*** Source data ***

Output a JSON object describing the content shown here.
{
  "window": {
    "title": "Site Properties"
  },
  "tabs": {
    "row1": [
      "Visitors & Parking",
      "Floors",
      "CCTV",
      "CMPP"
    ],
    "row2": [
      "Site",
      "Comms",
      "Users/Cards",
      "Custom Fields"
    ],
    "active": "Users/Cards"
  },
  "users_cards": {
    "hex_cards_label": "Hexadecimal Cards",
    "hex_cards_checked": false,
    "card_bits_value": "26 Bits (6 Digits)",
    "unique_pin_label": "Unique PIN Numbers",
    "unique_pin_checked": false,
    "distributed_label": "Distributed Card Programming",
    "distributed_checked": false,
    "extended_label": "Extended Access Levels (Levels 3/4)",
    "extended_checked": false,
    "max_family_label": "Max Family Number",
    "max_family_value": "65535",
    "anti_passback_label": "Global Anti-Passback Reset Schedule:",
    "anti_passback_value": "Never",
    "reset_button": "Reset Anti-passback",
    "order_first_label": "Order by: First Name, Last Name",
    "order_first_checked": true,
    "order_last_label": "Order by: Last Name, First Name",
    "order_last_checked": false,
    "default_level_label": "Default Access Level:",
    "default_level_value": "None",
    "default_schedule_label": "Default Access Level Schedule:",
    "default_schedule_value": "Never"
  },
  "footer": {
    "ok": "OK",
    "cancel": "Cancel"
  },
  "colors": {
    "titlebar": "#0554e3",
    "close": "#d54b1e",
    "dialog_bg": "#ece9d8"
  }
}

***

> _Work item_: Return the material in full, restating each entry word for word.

> _Answer space_:
Output a JSON object describing the content shown here.
{
  "window": {
    "title": "Site Properties"
  },
  "tabs": {
    "row1": [
      "Visitors & Parking",
      "Floors",
      "CCTV",
      "CMPP"
    ],
    "row2": [
      "Site",
      "Comms",
      "Users/Cards",
      "Custom Fields"
    ],
    "active": "Users/Cards"
  },
  "users_cards": {
    "hex_cards_label": "Hexadecimal Cards",
    "hex_cards_checked": false,
    "card_bits_value": "26 Bits (6 Digits)",
    "unique_pin_label": "Unique PIN Numbers",
    "unique_pin_checked": false,
    "distributed_label": "Distributed Card Programming",
    "distributed_checked": false,
    "extended_label": "Extended Access Levels (Levels 3/4)",
    "extended_checked": false,
    "max_family_label": "Max Family Number",
    "max_family_value": "65535",
    "anti_passback_label": "Global Anti-Passback Reset Schedule:",
    "anti_passback_value": "Never",
    "reset_button": "Reset Anti-passback",
    "order_first_label": "Order by: First Name, Last Name",
    "order_first_checked": true,
    "order_last_label": "Order by: Last Name, First Name",
    "order_last_checked": false,
    "default_level_label": "Default Access Level:",
    "default_level_value": "None",
    "default_schedule_label": "Default Access Level Schedule:",
    "default_schedule_value": "Never"
  },
  "footer": {
    "ok": "OK",
    "cancel": "Cancel"
  },
  "colors": {
    "titlebar": "#0554e3",
    "close": "#d54b1e",
    "dialog_bg": "#ece9d8"
  }
}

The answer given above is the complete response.